# [Try it]
Filter the material below so that only lines containing "status" remain.

# [Data listing]
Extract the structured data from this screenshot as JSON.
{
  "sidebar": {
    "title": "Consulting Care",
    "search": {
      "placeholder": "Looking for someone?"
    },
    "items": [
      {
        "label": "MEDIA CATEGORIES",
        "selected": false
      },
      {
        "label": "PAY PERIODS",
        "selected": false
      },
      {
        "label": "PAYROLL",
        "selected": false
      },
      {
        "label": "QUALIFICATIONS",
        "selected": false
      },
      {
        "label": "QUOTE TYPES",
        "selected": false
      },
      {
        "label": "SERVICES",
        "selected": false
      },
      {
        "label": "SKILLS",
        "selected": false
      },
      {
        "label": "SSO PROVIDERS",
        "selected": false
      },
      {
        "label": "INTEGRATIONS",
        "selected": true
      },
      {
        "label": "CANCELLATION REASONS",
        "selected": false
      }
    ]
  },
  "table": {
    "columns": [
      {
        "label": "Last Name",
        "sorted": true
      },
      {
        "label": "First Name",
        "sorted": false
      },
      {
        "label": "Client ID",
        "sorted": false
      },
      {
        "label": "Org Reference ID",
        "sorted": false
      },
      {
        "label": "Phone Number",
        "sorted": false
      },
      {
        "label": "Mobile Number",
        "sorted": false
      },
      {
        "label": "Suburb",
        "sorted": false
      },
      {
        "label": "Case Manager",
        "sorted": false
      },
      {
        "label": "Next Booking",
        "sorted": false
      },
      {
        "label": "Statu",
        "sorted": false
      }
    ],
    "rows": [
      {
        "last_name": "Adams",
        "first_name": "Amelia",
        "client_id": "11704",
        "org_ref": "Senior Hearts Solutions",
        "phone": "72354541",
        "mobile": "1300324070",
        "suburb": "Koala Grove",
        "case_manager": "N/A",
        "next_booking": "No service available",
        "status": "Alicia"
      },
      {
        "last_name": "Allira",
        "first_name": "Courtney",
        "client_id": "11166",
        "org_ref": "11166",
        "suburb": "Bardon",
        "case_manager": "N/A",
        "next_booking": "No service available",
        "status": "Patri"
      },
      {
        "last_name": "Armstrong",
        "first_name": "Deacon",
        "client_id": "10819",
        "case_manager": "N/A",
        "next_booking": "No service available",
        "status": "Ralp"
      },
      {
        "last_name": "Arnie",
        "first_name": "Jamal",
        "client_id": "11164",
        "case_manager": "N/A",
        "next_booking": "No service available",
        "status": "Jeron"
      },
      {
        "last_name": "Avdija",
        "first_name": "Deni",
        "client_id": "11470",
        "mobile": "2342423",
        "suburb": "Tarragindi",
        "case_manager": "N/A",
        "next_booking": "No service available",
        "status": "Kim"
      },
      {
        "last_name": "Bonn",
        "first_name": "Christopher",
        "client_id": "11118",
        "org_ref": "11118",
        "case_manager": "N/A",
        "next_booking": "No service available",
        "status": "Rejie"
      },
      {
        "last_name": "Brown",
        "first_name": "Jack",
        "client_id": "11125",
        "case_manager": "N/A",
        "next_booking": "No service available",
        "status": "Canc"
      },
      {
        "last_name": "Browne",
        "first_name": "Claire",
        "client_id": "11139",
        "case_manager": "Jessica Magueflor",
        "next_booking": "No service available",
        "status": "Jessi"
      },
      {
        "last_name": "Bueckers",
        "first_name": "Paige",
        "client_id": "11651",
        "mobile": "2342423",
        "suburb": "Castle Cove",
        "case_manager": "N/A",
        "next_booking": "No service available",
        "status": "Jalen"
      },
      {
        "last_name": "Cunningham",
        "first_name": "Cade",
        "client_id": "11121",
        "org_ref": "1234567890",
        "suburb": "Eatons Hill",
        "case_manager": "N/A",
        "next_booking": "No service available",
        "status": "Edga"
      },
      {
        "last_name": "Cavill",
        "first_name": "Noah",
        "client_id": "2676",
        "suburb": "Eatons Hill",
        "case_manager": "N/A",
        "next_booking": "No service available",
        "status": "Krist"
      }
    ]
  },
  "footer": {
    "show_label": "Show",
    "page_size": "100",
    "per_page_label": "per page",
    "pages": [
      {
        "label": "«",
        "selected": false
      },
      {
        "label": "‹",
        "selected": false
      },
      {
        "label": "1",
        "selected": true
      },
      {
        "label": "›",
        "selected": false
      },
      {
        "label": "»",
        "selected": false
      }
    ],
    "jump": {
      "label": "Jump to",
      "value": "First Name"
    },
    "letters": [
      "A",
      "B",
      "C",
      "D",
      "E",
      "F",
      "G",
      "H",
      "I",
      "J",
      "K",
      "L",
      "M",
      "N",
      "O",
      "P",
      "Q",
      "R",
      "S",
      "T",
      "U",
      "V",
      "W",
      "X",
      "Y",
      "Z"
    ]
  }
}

# [Task response]
        "status": "Alicia"
        "status": "Patri"
        "status": "Ralp"
        "status": "Jeron"
        "status": "Kim"
        "status": "Rejie"
        "status": "Canc"
        "status": "Jessi"
        "status": "Jalen"
        "status": "Edga"
        "status": "Krist"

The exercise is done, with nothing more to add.